Romney grabbed the headlines Tuesday night, after winning the high-profile Pennsylvania Republican primary and four other northeastern-state GOP contests. With his main rival, Rick Santorum, out of the running, Romney finally started securing majorities — after four months of strugglng to get to the 50 percent mark. But the Republicn frontrunner who can’t quite buy the love of his party was still losing more than 40 percent of the Pennsylvania GOP vote to Santorum’s non-candidacy and the bitter-ender runs of Newt Gingrich and Ron Paul.
And while the attention was on Romney’s "win," the numbers from Pennsylvania revealed that he was losing — by a whole lot — to Obama.
The president’s Democratic primary total was 150,000 votes ahead of Romney’s Republican primary total.
In fact, Obama equaled that of Romney and Santorum combined.

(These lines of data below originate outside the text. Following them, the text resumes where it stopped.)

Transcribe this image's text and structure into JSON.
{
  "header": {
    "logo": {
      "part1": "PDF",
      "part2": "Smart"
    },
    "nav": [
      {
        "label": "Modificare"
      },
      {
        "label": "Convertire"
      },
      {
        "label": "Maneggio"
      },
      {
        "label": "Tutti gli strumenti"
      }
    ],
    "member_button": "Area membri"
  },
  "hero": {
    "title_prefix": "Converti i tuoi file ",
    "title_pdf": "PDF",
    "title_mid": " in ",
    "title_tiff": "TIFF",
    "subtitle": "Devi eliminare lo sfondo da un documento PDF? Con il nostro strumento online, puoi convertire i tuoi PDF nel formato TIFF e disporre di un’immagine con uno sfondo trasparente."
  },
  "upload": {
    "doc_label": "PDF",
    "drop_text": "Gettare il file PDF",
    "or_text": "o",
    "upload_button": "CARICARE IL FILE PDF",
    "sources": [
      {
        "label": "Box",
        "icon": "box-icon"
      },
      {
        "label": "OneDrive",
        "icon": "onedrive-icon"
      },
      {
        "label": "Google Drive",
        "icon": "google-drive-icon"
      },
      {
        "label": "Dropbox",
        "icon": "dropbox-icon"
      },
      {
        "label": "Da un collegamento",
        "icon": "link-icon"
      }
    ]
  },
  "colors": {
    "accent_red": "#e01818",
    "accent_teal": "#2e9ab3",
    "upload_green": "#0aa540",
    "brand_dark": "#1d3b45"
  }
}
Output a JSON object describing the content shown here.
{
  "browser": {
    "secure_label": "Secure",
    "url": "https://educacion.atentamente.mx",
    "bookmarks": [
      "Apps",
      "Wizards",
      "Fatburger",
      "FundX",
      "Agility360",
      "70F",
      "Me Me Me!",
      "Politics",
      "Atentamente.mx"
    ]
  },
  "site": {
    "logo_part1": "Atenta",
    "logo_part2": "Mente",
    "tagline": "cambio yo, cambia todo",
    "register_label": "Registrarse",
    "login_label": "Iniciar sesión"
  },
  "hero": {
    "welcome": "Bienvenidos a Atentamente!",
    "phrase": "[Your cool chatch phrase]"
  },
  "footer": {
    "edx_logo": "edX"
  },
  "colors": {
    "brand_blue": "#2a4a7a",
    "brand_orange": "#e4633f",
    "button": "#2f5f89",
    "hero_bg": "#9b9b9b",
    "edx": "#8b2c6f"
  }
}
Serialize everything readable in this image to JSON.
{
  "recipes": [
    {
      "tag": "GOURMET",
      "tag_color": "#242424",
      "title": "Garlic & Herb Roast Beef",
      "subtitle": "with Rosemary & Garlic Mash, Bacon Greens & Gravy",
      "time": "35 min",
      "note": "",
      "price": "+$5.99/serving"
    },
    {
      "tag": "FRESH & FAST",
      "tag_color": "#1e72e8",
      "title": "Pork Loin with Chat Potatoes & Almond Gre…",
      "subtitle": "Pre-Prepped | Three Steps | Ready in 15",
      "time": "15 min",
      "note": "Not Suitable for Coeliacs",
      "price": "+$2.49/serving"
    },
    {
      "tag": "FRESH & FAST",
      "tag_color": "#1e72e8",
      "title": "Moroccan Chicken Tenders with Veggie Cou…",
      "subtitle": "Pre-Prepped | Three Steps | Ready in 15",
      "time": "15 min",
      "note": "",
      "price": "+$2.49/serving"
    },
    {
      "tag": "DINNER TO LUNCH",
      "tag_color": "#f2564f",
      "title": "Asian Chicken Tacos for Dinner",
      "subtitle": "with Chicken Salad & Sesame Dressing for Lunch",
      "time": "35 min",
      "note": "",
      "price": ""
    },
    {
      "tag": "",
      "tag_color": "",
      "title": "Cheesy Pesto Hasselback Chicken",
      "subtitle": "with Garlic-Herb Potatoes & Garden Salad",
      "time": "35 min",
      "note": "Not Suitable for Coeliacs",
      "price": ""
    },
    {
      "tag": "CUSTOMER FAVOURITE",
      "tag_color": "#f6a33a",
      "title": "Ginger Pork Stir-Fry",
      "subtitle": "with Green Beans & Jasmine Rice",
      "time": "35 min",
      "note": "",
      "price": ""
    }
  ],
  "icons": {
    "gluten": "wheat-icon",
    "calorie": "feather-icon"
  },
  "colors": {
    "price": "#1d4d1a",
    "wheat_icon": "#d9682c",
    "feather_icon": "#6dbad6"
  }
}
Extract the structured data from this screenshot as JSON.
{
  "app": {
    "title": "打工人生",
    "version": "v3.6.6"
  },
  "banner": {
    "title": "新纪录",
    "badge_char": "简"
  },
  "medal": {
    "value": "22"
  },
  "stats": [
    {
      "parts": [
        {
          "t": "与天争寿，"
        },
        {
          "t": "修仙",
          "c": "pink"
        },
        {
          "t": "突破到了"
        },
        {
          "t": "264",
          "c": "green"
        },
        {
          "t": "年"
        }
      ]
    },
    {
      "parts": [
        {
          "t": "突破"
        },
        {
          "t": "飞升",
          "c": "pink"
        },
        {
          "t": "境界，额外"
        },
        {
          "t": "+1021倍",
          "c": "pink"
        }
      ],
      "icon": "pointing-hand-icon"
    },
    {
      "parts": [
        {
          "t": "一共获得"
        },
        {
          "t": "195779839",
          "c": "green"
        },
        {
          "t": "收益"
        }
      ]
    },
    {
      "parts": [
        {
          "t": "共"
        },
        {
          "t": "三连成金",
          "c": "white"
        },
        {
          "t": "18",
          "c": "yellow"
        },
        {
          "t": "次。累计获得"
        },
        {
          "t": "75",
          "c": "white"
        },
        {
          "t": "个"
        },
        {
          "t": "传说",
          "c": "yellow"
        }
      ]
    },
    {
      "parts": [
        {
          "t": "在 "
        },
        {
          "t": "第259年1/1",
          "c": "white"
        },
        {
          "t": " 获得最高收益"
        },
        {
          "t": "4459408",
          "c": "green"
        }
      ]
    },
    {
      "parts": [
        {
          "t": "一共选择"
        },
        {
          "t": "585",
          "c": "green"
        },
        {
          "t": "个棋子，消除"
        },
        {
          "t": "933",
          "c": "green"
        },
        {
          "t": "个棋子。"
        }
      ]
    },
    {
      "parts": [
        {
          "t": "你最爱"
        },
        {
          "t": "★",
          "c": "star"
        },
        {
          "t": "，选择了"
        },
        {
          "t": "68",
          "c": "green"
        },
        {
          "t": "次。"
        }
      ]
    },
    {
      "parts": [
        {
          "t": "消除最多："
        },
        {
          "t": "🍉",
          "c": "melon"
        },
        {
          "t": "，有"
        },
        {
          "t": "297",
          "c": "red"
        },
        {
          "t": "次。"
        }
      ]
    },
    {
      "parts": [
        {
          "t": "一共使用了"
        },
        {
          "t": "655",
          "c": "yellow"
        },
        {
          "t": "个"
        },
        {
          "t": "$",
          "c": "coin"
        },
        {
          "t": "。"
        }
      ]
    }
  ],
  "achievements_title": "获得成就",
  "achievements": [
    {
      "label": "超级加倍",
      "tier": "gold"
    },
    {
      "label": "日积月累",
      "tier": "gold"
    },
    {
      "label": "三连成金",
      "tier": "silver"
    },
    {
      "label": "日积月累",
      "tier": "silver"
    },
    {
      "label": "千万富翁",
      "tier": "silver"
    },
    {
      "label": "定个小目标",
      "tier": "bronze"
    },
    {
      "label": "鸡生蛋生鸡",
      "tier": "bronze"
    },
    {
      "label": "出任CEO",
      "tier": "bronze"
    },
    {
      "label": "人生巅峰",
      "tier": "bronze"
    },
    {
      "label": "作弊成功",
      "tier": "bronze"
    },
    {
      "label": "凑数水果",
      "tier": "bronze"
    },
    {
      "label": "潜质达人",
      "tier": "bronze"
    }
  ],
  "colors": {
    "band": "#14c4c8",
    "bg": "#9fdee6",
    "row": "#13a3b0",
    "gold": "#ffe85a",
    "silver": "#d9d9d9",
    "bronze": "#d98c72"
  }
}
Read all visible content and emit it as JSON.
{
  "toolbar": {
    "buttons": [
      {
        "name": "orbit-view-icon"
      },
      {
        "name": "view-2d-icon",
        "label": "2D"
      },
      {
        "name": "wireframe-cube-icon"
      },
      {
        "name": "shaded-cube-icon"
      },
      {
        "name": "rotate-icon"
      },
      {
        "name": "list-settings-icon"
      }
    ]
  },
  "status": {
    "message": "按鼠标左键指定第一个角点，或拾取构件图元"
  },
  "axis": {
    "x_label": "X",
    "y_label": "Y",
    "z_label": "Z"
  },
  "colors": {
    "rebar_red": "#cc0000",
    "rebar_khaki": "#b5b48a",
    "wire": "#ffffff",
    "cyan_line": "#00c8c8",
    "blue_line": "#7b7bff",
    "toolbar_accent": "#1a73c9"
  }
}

Obama was always going to prevail in Pennsylvania’s Democratic primary, just as he has in every primary and caucus during the course of an election year where the president has been spared the inside-the-party wrangling that tripped up Lyndon Johnson in 1968, Jimmy Carter in 1980 and George H. W. Bush in 1992. According to the Associated Press count, Tuesday night’s primaries in Pennsylvania and Rhode Island gave the president the last delegates he’ll need to officially clinch the Democratic nomination.
That wasn’t the case for Mitt Romney. Despite having been the presumptive front-runner for most of the 2012 Republican race, Romney has struggled to get Republicans to vote for him. At the point when his chief challenger, Santorum, dropped out of the GOP race in early April, Romney had won only 41 percent of the Republican primary and caucus vote versus 59 percent for his rivals.
Even as he went into Tuesday’s primaries in a region where he should be strongest, and where he faces little organized opposition, Romney had to run hard, hoping to finish off former House Speaker Gingrich (who mounted a last-ditch drive in Delaware) and to avert any protest vote from diehard Santorum backers on the former senator’s home turf.